What needs to be done: Copy every record word for word. The images stay behind.

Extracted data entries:
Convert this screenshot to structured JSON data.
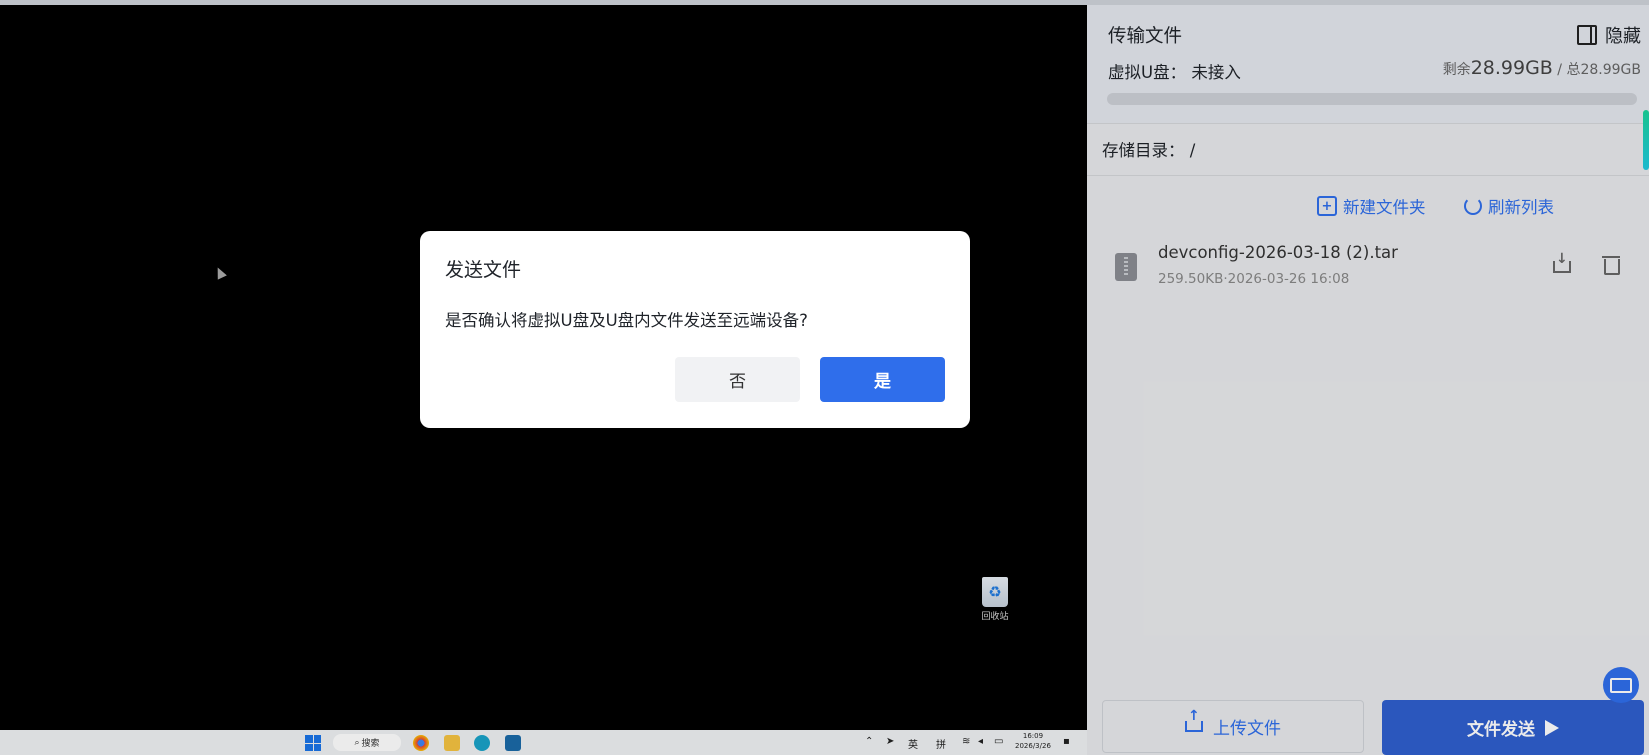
{
  "remote": {
    "recycle_bin_label": "回收站",
    "taskbar": {
      "search_label": "搜索",
      "tray_lang1": "英",
      "tray_lang2": "拼",
      "clock_time": "16:09",
      "clock_date": "2026/3/26"
    }
  },
  "dialog": {
    "title": "发送文件",
    "message": "是否确认将虚拟U盘及U盘内文件发送至远端设备?",
    "cancel_label": "否",
    "confirm_label": "是"
  },
  "panel": {
    "title": "传输文件",
    "hide_label": "隐藏",
    "udisk_label": "虚拟U盘：",
    "udisk_status": "未接入",
    "remaining_prefix": "剩余",
    "remaining_value": "28.99GB",
    "total_text": " / 总28.99GB",
    "usage_fraction": 0.0,
    "directory_label": "存储目录：",
    "directory_path": "/",
    "new_folder_label": "新建文件夹",
    "refresh_label": "刷新列表",
    "files": [
      {
        "name": "devconfig-2026-03-18 (2).tar",
        "size": "259.50KB",
        "date": "2026-03-26 16:08"
      }
    ],
    "upload_label": "上传文件",
    "send_label": "文件发送"
  },
  "colors": {
    "accent": "#2f6eeb",
    "send_button": "#2f5fce"
  }
}
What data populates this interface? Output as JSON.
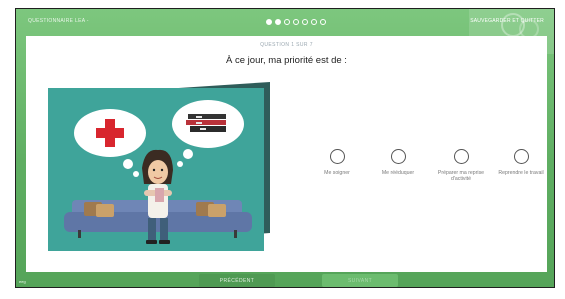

Expected answer:
Convert this screenshot to structured JSON data.
{
  "remote": {
    "recycle_bin_label": "回收站",
    "taskbar": {
      "search_label": "搜索",
      "tray_lang1": "英",
      "tray_lang2": "拼",
      "clock_time": "16:09",
      "clock_date": "2026/3/26"
    }
  },
  "dialog": {
    "title": "发送文件",
    "message": "是否确认将虚拟U盘及U盘内文件发送至远端设备?",
    "cancel_label": "否",
    "confirm_label": "是"
  },
  "panel": {
    "title": "传输文件",
    "hide_label": "隐藏",
    "udisk_label": "虚拟U盘：",
    "udisk_status": "未接入",
    "remaining_prefix": "剩余",
    "remaining_value": "28.99GB",
    "total_text": " / 总28.99GB",
    "usage_fraction": 0.0,
    "directory_label": "存储目录：",
    "directory_path": "/",
    "new_folder_label": "新建文件夹",
    "refresh_label": "刷新列表",
    "files": [
      {
        "name": "devconfig-2026-03-18 (2).tar",
        "size": "259.50KB",
        "date": "2026-03-26 16:08"
      }
    ],
    "upload_label": "上传文件",
    "send_label": "文件发送"
  },
  "colors": {
    "accent": "#2f6eeb",
    "send_button": "#2f5fce"
  }
}
What data populates this interface? Output as JSON.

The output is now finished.